Sign up
Here's how it works:
  1. Anybody can ask a question
  2. Anybody can answer
  3. The best answers are voted up and rise to the top

Can anybody please explain what is the difference between equilibrium state and steady state, as quoted by book by Degroot and Mazur. Also, does violation of Principle of Detailed Balance means the system will not reach equilibrium?

share|cite|improve this question

The meaning of the word equilibrium depends on its context; it occurs in, inter alia, biology, chemistry, economics, and physics.

In physics, a good definition is that interaction rates are time symmetric - a process occurs just as fast forwards as backwards. As a consequence, the system's macroscopic properties do not change with time.

A steady state is a state with properties that do not change with time, but it isn't necessarily time symmetric.

share|cite|improve this answer

When looking at gas dynamics in particular, it is also possible that the steady state is not in equilibrium because the flow has become frozen. In other words, the energy is locked in each molecule and unable to transfer to others for various reasons, usually because the time between collisions is too large.

This is in obvious contrast to an equilibrium state.

An example of the difference between equilibrium and frozen flow for a rocket nozzle shows that the two are bounding cases for the real situation. The flow is in equilibrium in the subsonic region, non-equilibrium through the throat and eventually becomes frozen as the flow accelerates considerably through the nozzle.

To answer the second part, a violation of detailed balance does not mean that it will not reach equilibrium, just that it is not yet in equilibrium.
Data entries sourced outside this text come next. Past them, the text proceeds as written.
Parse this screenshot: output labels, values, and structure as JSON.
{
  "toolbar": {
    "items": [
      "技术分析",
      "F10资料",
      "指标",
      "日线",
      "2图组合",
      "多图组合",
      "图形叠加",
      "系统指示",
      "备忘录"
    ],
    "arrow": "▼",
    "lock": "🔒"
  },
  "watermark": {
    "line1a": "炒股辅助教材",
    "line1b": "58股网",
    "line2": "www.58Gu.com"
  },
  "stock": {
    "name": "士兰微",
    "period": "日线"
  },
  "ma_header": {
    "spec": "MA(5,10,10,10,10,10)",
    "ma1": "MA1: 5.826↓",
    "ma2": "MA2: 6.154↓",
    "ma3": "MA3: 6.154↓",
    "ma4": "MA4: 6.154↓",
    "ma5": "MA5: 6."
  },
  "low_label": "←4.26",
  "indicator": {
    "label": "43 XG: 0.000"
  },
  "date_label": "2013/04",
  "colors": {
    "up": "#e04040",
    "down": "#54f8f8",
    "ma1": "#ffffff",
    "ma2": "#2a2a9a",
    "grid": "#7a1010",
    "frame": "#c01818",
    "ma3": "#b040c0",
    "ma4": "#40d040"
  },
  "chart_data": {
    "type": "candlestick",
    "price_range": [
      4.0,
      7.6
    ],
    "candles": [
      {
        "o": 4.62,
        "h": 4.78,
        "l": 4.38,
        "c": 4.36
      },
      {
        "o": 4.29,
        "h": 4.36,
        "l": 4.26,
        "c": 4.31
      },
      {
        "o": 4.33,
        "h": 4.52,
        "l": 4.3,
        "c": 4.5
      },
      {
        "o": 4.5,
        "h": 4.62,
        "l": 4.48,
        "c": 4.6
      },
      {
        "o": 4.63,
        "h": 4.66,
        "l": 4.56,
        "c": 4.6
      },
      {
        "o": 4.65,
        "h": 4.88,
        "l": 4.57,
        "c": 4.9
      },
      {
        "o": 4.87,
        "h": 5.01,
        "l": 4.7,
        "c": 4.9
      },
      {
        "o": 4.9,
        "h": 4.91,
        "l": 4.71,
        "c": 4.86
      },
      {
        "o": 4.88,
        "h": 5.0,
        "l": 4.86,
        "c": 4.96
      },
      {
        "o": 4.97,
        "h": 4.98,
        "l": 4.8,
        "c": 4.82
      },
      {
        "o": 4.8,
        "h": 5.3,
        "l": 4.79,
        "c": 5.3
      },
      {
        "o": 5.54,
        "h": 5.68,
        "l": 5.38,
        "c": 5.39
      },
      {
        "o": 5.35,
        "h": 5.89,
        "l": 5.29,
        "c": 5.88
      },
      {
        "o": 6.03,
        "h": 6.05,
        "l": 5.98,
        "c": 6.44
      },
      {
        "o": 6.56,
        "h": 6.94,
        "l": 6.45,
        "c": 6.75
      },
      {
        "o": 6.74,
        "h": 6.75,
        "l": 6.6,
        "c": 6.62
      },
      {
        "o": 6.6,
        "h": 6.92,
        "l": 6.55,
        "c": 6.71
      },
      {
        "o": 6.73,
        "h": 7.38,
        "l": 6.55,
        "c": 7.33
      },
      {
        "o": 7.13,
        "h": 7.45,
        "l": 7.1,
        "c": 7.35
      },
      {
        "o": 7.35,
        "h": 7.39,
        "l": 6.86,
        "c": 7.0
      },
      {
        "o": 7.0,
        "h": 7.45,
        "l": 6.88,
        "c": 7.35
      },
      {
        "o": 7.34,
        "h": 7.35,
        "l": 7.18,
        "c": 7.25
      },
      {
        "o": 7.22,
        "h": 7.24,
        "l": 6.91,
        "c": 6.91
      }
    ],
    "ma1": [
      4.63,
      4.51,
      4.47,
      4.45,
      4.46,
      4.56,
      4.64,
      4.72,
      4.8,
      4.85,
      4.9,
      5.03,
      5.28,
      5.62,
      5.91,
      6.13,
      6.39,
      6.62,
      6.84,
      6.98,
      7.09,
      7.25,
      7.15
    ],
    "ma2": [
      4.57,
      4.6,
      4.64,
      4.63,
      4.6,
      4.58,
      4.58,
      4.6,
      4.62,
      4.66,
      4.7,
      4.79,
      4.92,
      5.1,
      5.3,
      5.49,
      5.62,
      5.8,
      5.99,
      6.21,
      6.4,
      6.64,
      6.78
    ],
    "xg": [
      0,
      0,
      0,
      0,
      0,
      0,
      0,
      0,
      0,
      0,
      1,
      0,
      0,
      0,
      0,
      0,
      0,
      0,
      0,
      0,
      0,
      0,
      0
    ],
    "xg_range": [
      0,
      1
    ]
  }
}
Detailed balance is valid only at equilibrium -- if the system is not yet in equilibrium, it is not possible for the processes to be reversible.

share|cite|improve this answer
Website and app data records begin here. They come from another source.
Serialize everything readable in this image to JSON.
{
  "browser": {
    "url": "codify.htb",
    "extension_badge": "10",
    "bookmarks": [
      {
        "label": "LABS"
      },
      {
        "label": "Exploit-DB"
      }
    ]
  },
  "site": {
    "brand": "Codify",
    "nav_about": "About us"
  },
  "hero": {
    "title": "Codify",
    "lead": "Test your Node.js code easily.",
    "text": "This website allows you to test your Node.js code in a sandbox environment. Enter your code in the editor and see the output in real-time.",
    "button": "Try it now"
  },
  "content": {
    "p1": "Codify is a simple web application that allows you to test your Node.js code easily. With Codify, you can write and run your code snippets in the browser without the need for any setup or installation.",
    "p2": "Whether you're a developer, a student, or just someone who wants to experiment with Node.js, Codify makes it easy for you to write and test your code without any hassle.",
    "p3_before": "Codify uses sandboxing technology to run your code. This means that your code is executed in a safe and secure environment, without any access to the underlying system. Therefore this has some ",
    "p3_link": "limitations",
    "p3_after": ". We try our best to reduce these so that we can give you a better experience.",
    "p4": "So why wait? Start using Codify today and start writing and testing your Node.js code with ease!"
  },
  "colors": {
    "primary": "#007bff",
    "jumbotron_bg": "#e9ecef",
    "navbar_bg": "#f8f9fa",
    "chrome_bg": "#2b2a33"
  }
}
Your Answer


By posting your answer, you agree to the privacy policy and terms of service.

Not the answer you're looking for? Browse other questions tagged or ask your own question.